Data records for software interfaces
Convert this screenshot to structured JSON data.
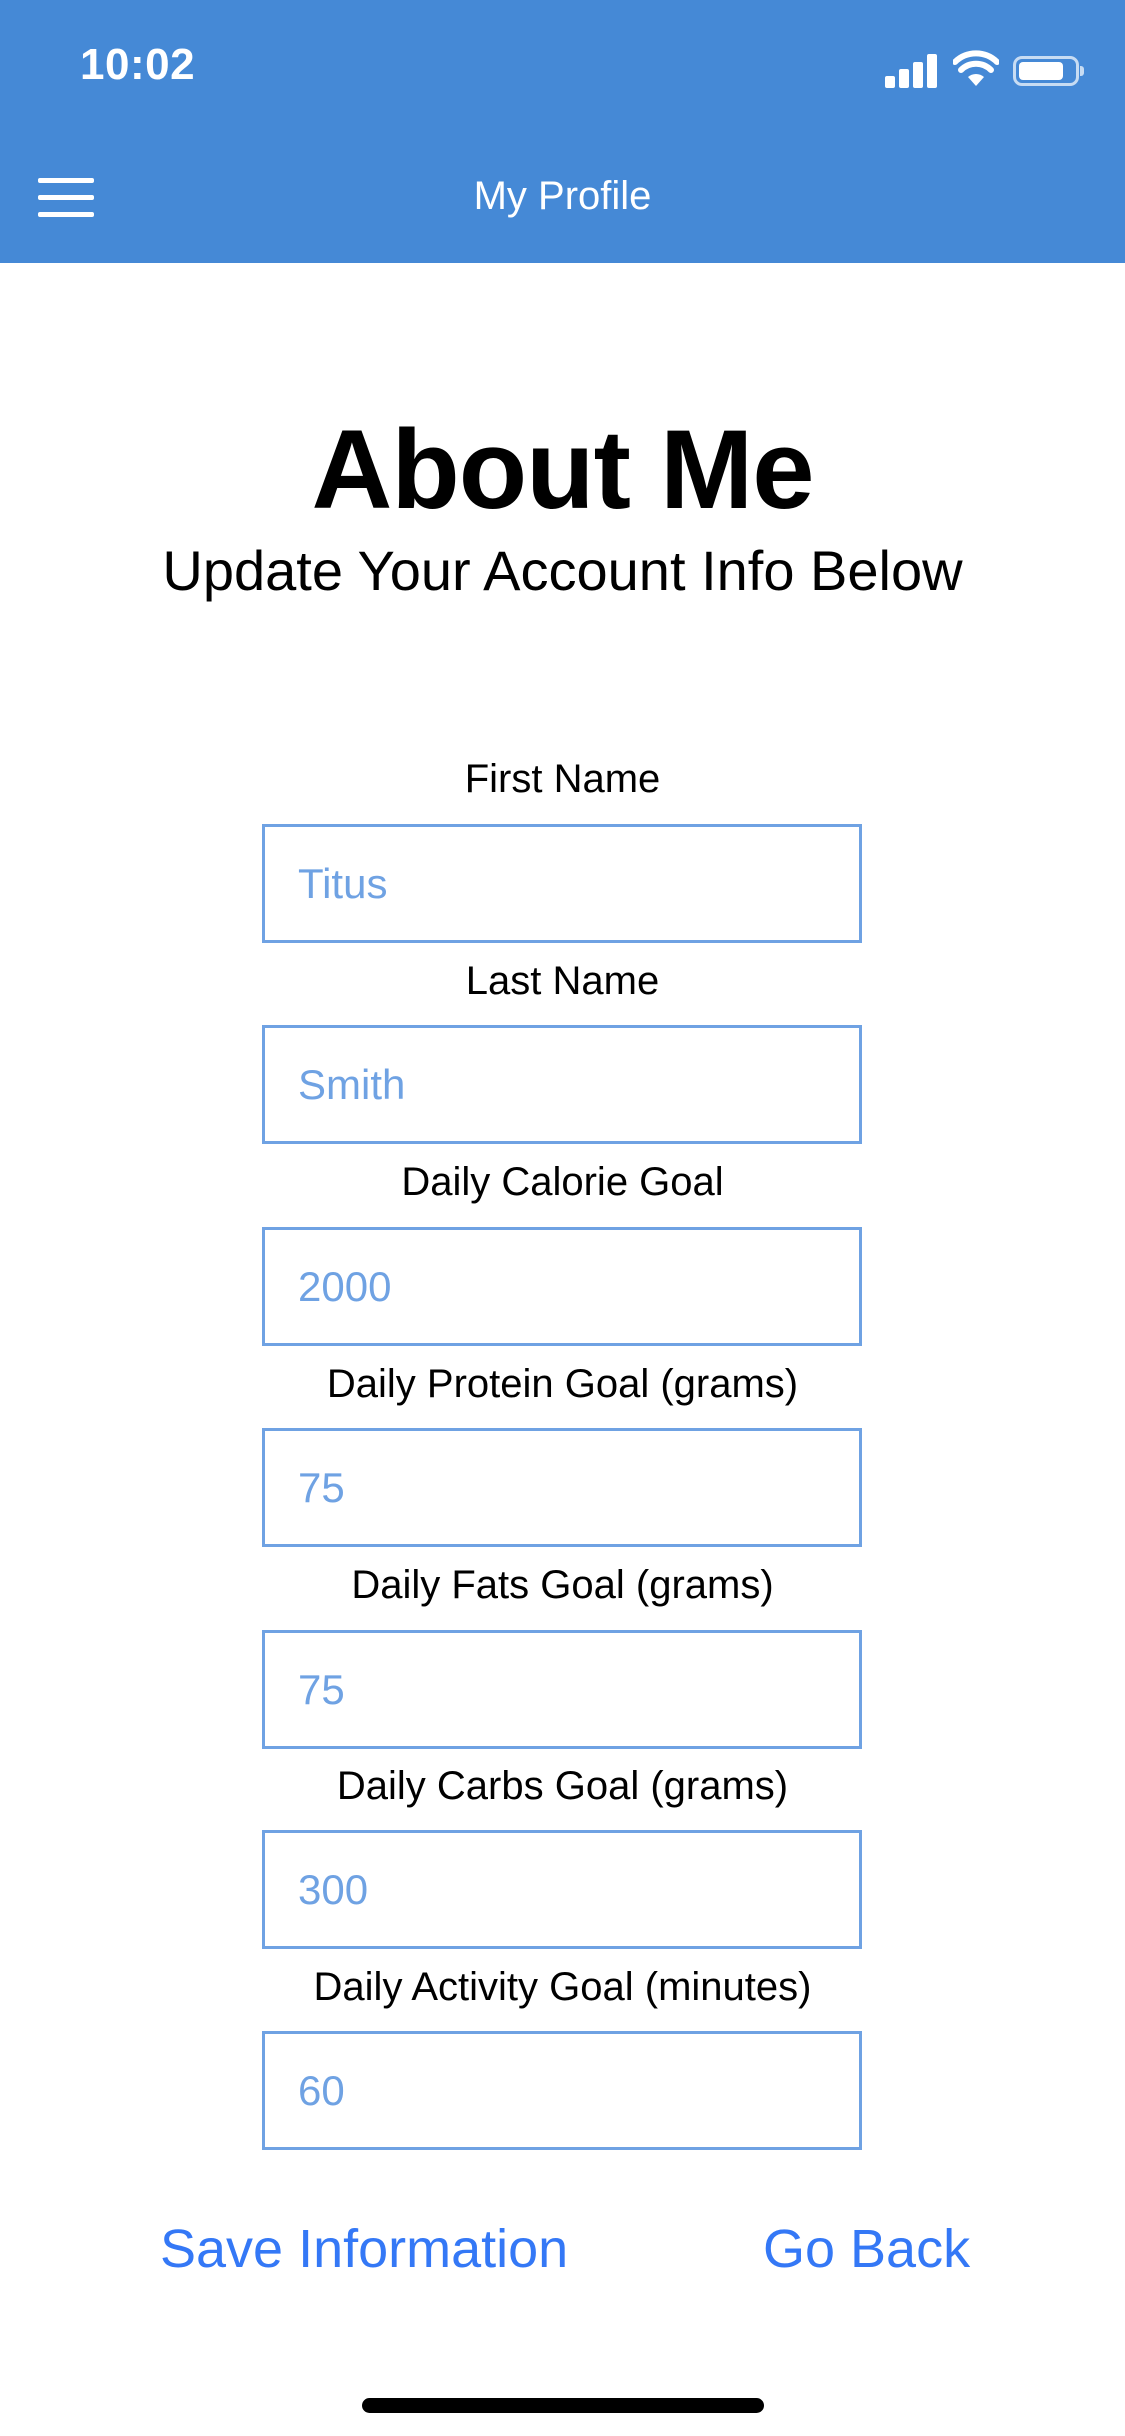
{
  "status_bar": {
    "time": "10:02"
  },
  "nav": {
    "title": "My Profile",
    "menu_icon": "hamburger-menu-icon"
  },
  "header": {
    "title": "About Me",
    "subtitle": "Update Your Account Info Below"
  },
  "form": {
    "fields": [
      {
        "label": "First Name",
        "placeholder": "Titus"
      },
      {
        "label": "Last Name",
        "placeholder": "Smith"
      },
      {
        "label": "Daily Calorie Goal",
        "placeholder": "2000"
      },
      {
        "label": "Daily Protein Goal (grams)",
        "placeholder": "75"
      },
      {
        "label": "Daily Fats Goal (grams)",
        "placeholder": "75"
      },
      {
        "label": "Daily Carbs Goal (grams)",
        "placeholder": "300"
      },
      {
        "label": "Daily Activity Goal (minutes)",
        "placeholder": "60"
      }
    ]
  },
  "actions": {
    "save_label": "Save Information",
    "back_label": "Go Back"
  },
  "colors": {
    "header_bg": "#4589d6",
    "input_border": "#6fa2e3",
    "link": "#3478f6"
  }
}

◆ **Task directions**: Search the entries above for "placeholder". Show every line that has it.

◆ **Completed task**:
        "placeholder": "Titus"
        "placeholder": "Smith"
        "placeholder": "2000"
        "placeholder": "75"
        "placeholder": "75"
        "placeholder": "300"
        "placeholder": "60"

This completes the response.